not know about tray. I would not use marretts in a tray or duct only in a motor connection box or other junction box. They take up a lot of space and work especially if you have to tape them.

James Bouchard
 
M

Michael Griffin
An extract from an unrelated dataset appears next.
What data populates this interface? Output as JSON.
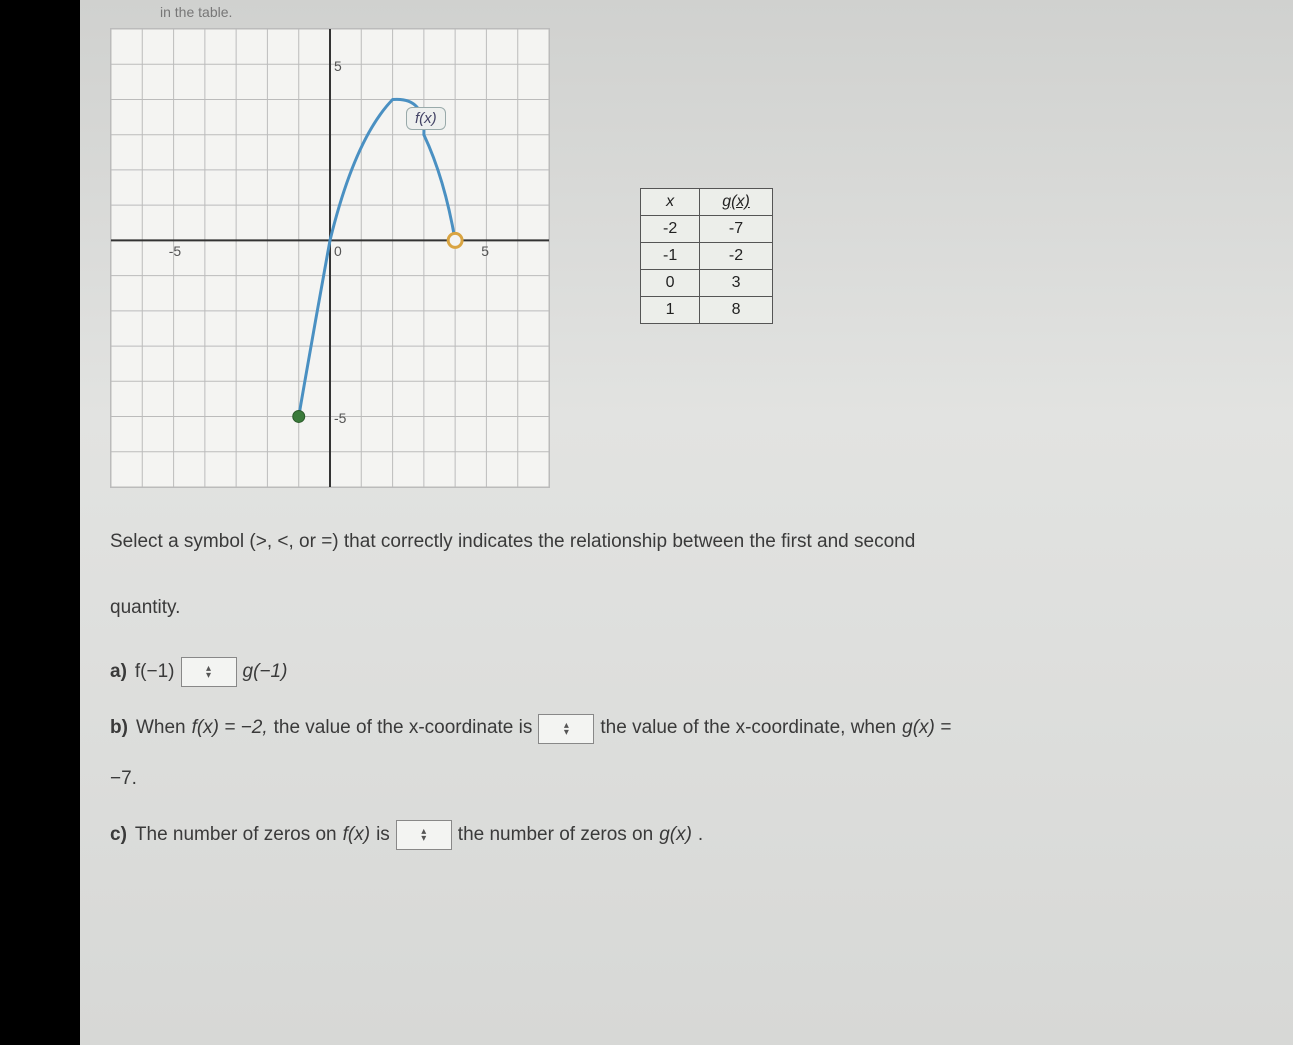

I have usually heard the "crimp on sleeves" referred to as "butt connectors". They do work quite well, provided they are crimped properly, with the correct tool. In fact, they are often used in automotive wiring and seem to survive in that environment (which must be one of the toughest around).
They can be a problem if not correctly performed. If they are too loose, the wire can either pull loose, or they can over heat. If they are too tight, the plastic insulation can crack and come off. Another problem can be using the wrong size connector for the gauge of wire. I must admit that while I have seen more than a few problems with marretts, butt connectors seem to be fairly reliable (if done properly).
I believe the original writer was referring to marretts, which are not very mechanically strong. They seem to be easily pulled apart, which may be a problem in a cable tray.
I believe that your suggestion is a good one, and that if a permenent splice is required, butt connectors could be a better solution
than marretts.


**********************
Michael Griffin
London, Ont. Canada
mgrif[email protected]
**********************
 
J

James Bouchard

When we do these types of splices we are careful to see that the correct splice and tools are used. And as a final test we require a pull
test where two techs pull on each splice to make sure it is good ( we don't want to have to go back into a duct to find a bad one ) The same thing works quite well for power cable ( like 500 MCM ) but you need the hydraulic compression unit and generally have to use a separate heat shrink tube to insulate the joint. They are a lot better than the ones done with a split bolt connector covered with putty and yards of tape.

James Bouchard

Montreal
 
Top